  3. You deserve a weekend to focus on you…not your work, not your family, not anything but you and the condition of your quadriceps, the relative merits of your skills on groomed and ungroomed runs, etc.
  4. You get the kind of detailed instructional attention usually reserved for the pros—from test-ski gear to video analysis, to body position checks, no stone is left unturned in the quest to improve our skiing. You’ll pick up fancy jargon to take home with your bragging rights to improved skiing.

Celebrate My Birthday with Me at the Women’s Ski Clinic!

In my house, January 1 marks not only the New Year, but the commencement of Birthday Month. My birthday month. I’m not one a woman who thinks birthdays are better ignored. Instead, I generally spend the entire month (the big day is on the 30th) planning my Birthday Ski Day. And, of course, Birthday Dinner at a Fabulous Restaurant.

This year, I’m planning—wait for it—Birthday Ski Weekend. That’s because the geniuses at the Deer Valley Ski School were kind enough to plan the first Women’s Weekend clinic for, yep, my 38th birthday celebration weekend. Turns out, it’s just all about me!

It’s also the closing weekend of the 2011 Sundance Film Festival, which is, hands down, the busiest 10-day stretch of my other life as an entertainment journalist. Work-wise, closing weekend holds the quietest couple of days of the ten, so I will cap off a week of seeing my colleagues from both coasts, screening the year’s coolest indie films, interviewing directors and actors, and visiting VIP lounges… with skiing, skiing and more skiing. I can’t think of a better setup.

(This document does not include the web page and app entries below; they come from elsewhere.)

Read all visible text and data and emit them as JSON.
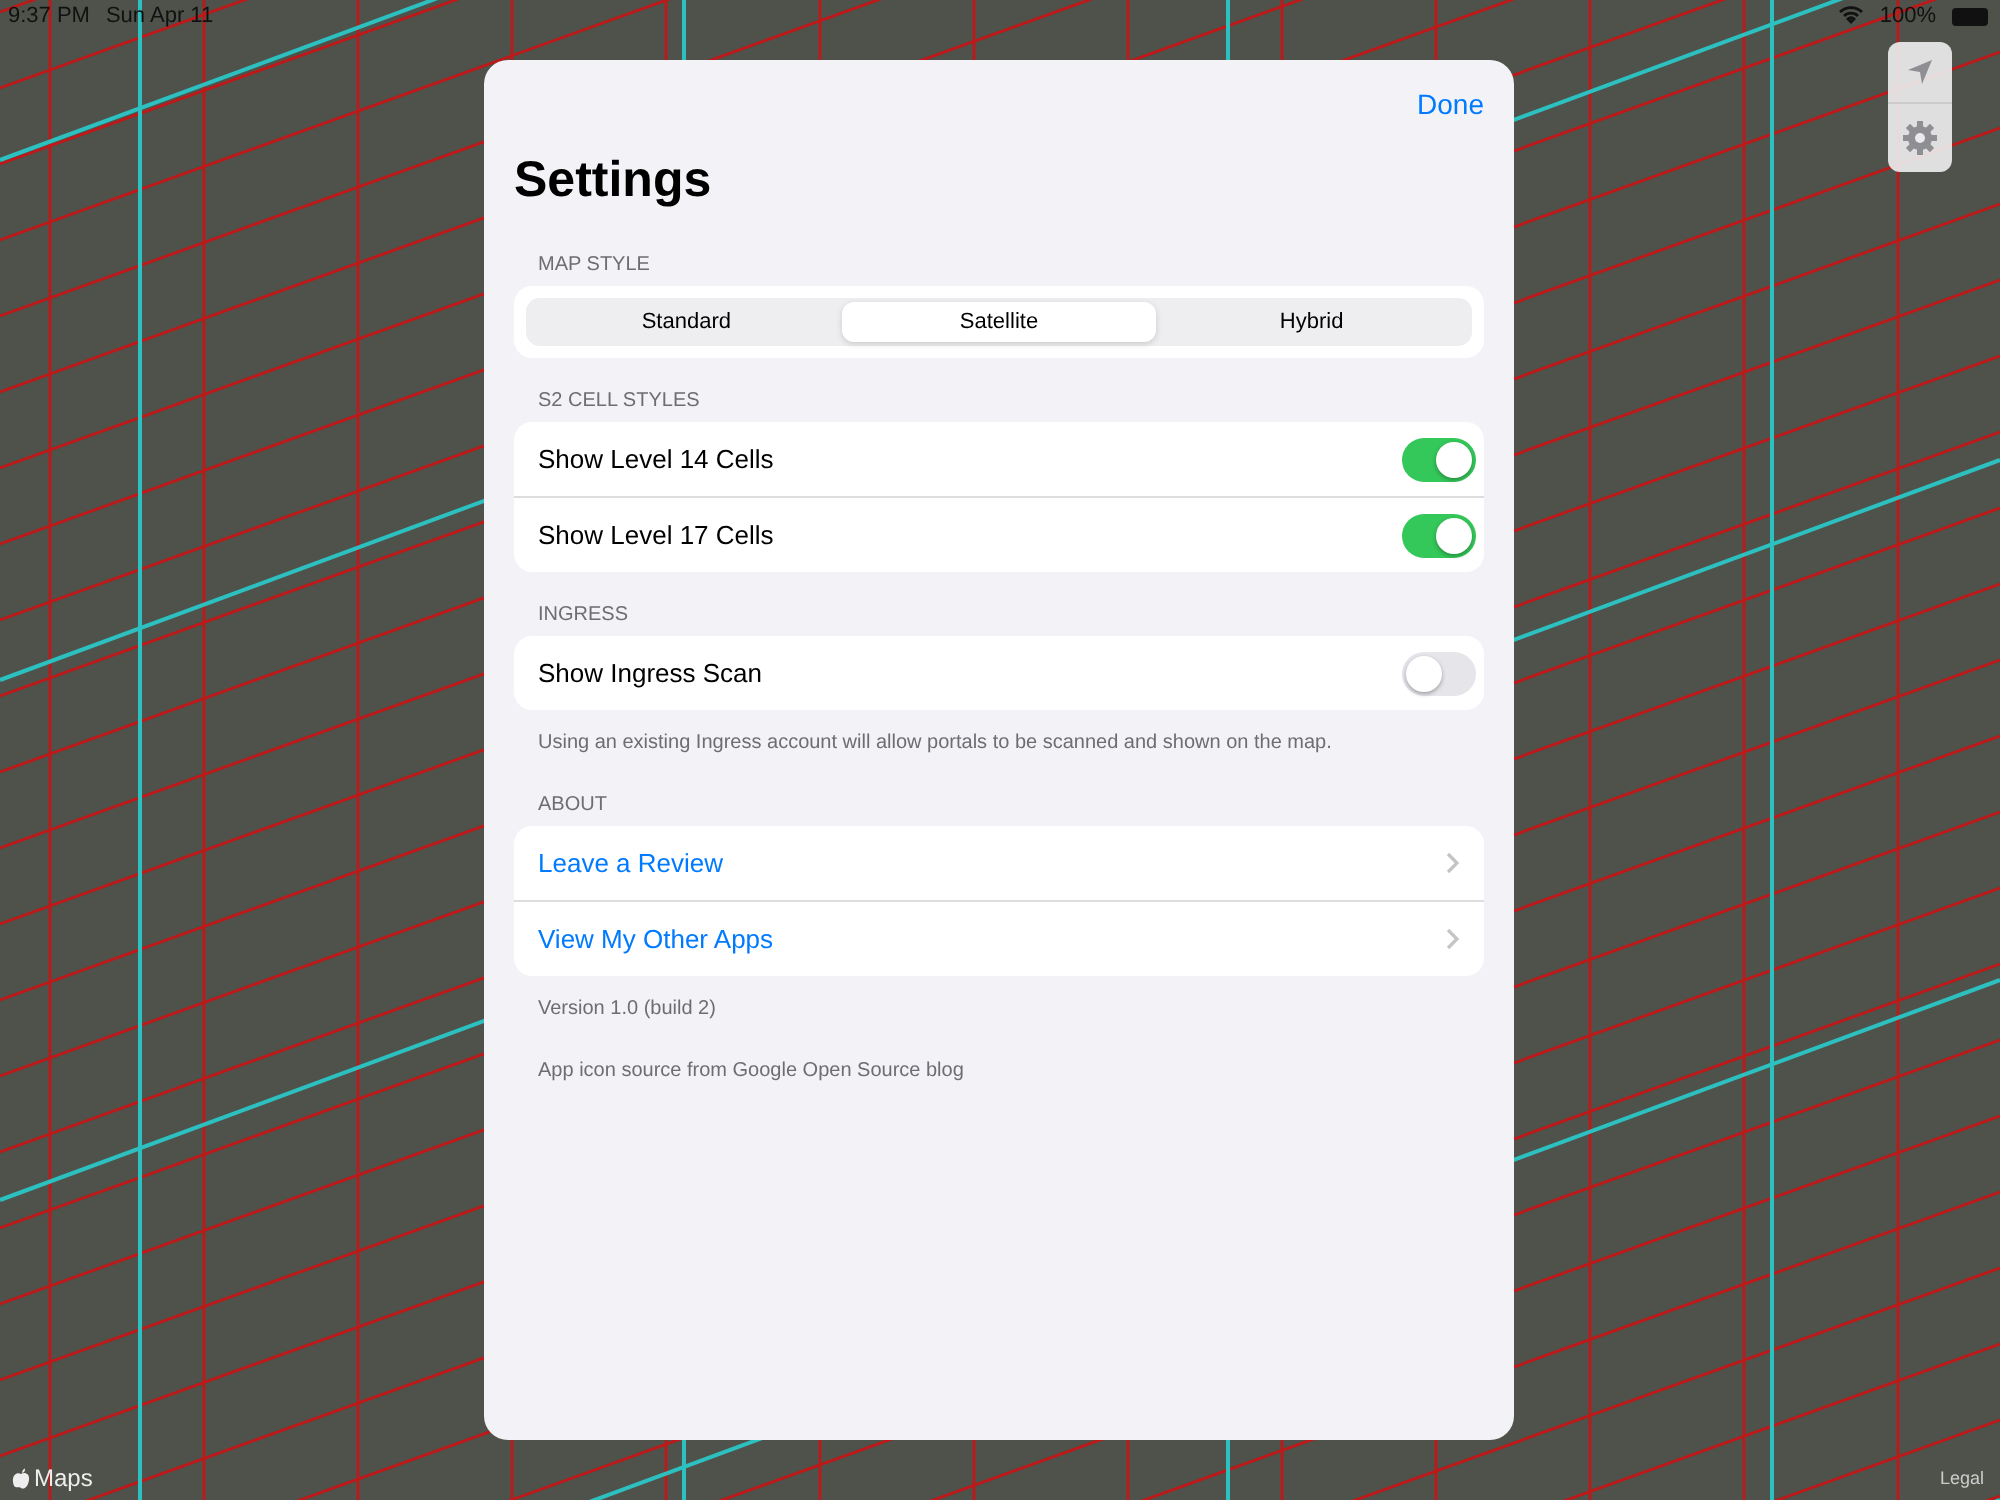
{
  "status_bar": {
    "time": "9:37 PM",
    "date": "Sun Apr 11",
    "battery": "100%"
  },
  "map": {
    "attribution": "Maps",
    "legal": "Legal"
  },
  "settings": {
    "done": "Done",
    "title": "Settings",
    "sections": [
      {
        "kind": "segmented",
        "header": "MAP STYLE",
        "segments": [
          {
            "label": "Standard",
            "selected": false
          },
          {
            "label": "Satellite",
            "selected": true
          },
          {
            "label": "Hybrid",
            "selected": false
          }
        ]
      },
      {
        "kind": "toggles",
        "header": "S2 CELL STYLES",
        "rows": [
          {
            "label": "Show Level 14 Cells",
            "on": true
          },
          {
            "label": "Show Level 17 Cells",
            "on": true
          }
        ]
      },
      {
        "kind": "toggles",
        "header": "INGRESS",
        "rows": [
          {
            "label": "Show Ingress Scan",
            "on": false
          }
        ],
        "footers": [
          "Using an existing Ingress account will allow portals to be scanned and shown on the map."
        ]
      },
      {
        "kind": "links",
        "header": "ABOUT",
        "rows": [
          {
            "label": "Leave a Review"
          },
          {
            "label": "View My Other Apps"
          }
        ],
        "footers": [
          "Version 1.0 (build 2)",
          "App icon source from Google Open Source blog"
        ]
      }
    ]
  }
}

I’m going to have lots to say about Women’s Ski Weekend over the next few weeks…but, all narcissism aside, I have compelling reasons to attend the clinic.

Here are a few:

  1. I have a seven year-old skier. He’s in his fifth season. He likes to go into the trees. I know there are more challenges ahead, and I want to be ready….because the leaps and bounds of improvement he made week-to-week in last year’s Sunday Ski Experience were just a taste of what’s to come this year. And I do not want to be the mom who cramps his style.
  2. My skiing ability has hit a bit of a plateau in the last few years. Part of that is my local’s attitude toward skiing—improvement is often a function of hours on the hill. Experience breeds confidence, and confidence breeds improvement. And I could use an infusion of both.
  3. I loved summer camp as a kid. Just ask my many friends whom I originally met at summer camp. Spouse included. Making new friends thrilled me then as it does now. So bonding with other women over a shared love of sport seems like the ultimate way to make the most of a learning experience.
  4. For once, I want to focus on my game, and only my game. Family ski days, as you know, are equal parts exhaustion, exasperation and exhilaration. And the days I head out with my kids do not find me focusing on my own form—or even tackling terrain that’s a notch outside my comfort zone. In a few years, that’s likely to be the case, since I’m planting the seeds for it now. But that doesn’t change the “now.” So carving out a couple of days to really push myself will be a nice break from the routine.

What? You say you worry you’re not good enough to take a Women’s Clinic? That, my friends, is patently untrue. The weekend is set up to cater to all abilities. All you have to bring is your desire to learn. That’s it.